▶ AIM OF THE TASK
Below are some entries; reproduce them exactly and leave every picture out.

Dataset excerpts:
+ + + +

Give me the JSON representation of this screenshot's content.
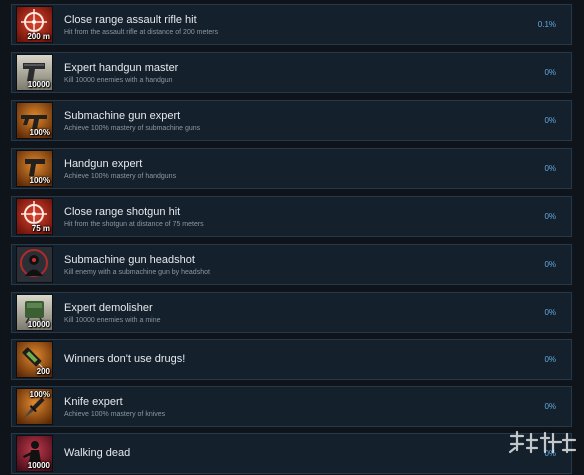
{
  "achievements": [
    {
      "title": "Close range assault rifle hit",
      "description": "Hit from the assault rifle at distance of 200 meters",
      "percent": "0.1%",
      "badge": "200 m",
      "icon": "crosshair-icon",
      "color": "#a32718"
    },
    {
      "title": "Expert handgun master",
      "description": "Kill 10000 enemies with a handgun",
      "percent": "0%",
      "badge": "10000",
      "icon": "handgun-icon",
      "color": "#b9b6a8"
    },
    {
      "title": "Submachine gun expert",
      "description": "Achieve 100% mastery of submachine guns",
      "percent": "0%",
      "badge": "100%",
      "icon": "submachine-gun-icon",
      "color": "#b45a12"
    },
    {
      "title": "Handgun expert",
      "description": "Achieve 100% mastery of handguns",
      "percent": "0%",
      "badge": "100%",
      "icon": "handgun-icon",
      "color": "#b45a12"
    },
    {
      "title": "Close range shotgun hit",
      "description": "Hit from the shotgun at distance of 75 meters",
      "percent": "0%",
      "badge": "75 m",
      "icon": "crosshair-icon",
      "color": "#a32718"
    },
    {
      "title": "Submachine gun headshot",
      "description": "Kill enemy with a submachine gun by headshot",
      "percent": "0%",
      "badge": "",
      "icon": "headshot-target-icon",
      "color": "#3a3f46"
    },
    {
      "title": "Expert demolisher",
      "description": "Kill 10000 enemies with a mine",
      "percent": "0%",
      "badge": "10000",
      "icon": "mine-icon",
      "color": "#b9b6a8"
    },
    {
      "title": "Winners don't use drugs!",
      "description": "",
      "percent": "0%",
      "badge": "200",
      "icon": "syringe-icon",
      "color": "#b45a12"
    },
    {
      "title": "Knife expert",
      "description": "Achieve 100% mastery of knives",
      "percent": "0%",
      "badge": "100%",
      "icon": "knife-icon",
      "color": "#b45a12"
    },
    {
      "title": "Walking dead",
      "description": "",
      "percent": "0%",
      "badge": "10000",
      "icon": "zombie-icon",
      "color": "#8f1f2c"
    }
  ]
}
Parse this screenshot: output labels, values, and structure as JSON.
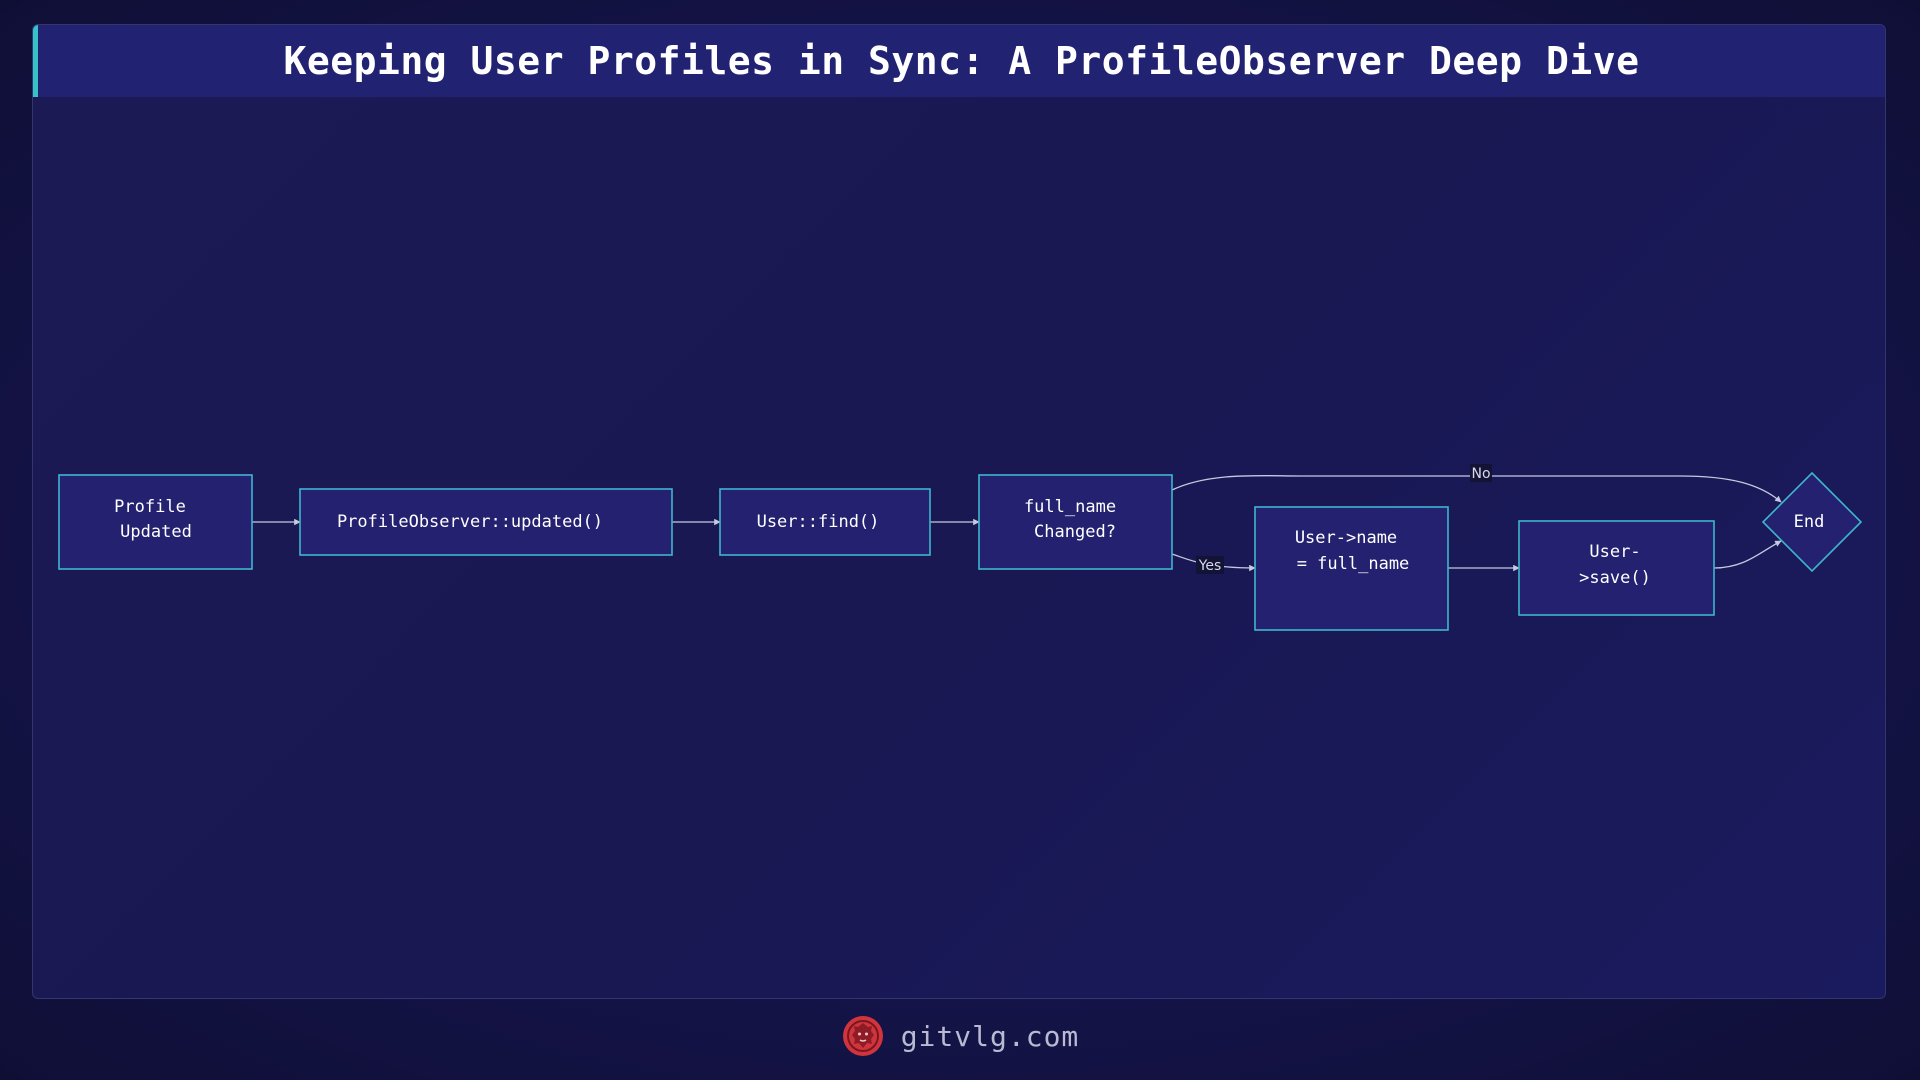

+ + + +

▶ EXPECTED ANSWER
Give me the JSON representation of this screenshot's content.
{
  "achievements": [
    {
      "title": "Close range assault rifle hit",
      "description": "Hit from the assault rifle at distance of 200 meters",
      "percent": "0.1%",
      "badge": "200 m",
      "icon": "crosshair-icon",
      "color": "#a32718"
    },
    {
      "title": "Expert handgun master",
      "description": "Kill 10000 enemies with a handgun",
      "percent": "0%",
      "badge": "10000",
      "icon": "handgun-icon",
      "color": "#b9b6a8"
    },
    {
      "title": "Submachine gun expert",
      "description": "Achieve 100% mastery of submachine guns",
      "percent": "0%",
      "badge": "100%",
      "icon": "submachine-gun-icon",
      "color": "#b45a12"
    },
    {
      "title": "Handgun expert",
      "description": "Achieve 100% mastery of handguns",
      "percent": "0%",
      "badge": "100%",
      "icon": "handgun-icon",
      "color": "#b45a12"
    },
    {
      "title": "Close range shotgun hit",
      "description": "Hit from the shotgun at distance of 75 meters",
      "percent": "0%",
      "badge": "75 m",
      "icon": "crosshair-icon",
      "color": "#a32718"
    },
    {
      "title": "Submachine gun headshot",
      "description": "Kill enemy with a submachine gun by headshot",
      "percent": "0%",
      "badge": "",
      "icon": "headshot-target-icon",
      "color": "#3a3f46"
    },
    {
      "title": "Expert demolisher",
      "description": "Kill 10000 enemies with a mine",
      "percent": "0%",
      "badge": "10000",
      "icon": "mine-icon",
      "color": "#b9b6a8"
    },
    {
      "title": "Winners don't use drugs!",
      "description": "",
      "percent": "0%",
      "badge": "200",
      "icon": "syringe-icon",
      "color": "#b45a12"
    },
    {
      "title": "Knife expert",
      "description": "Achieve 100% mastery of knives",
      "percent": "0%",
      "badge": "100%",
      "icon": "knife-icon",
      "color": "#b45a12"
    },
    {
      "title": "Walking dead",
      "description": "",
      "percent": "0%",
      "badge": "10000",
      "icon": "zombie-icon",
      "color": "#8f1f2c"
    }
  ]
}
Parse this screenshot: output labels, values, and structure as JSON.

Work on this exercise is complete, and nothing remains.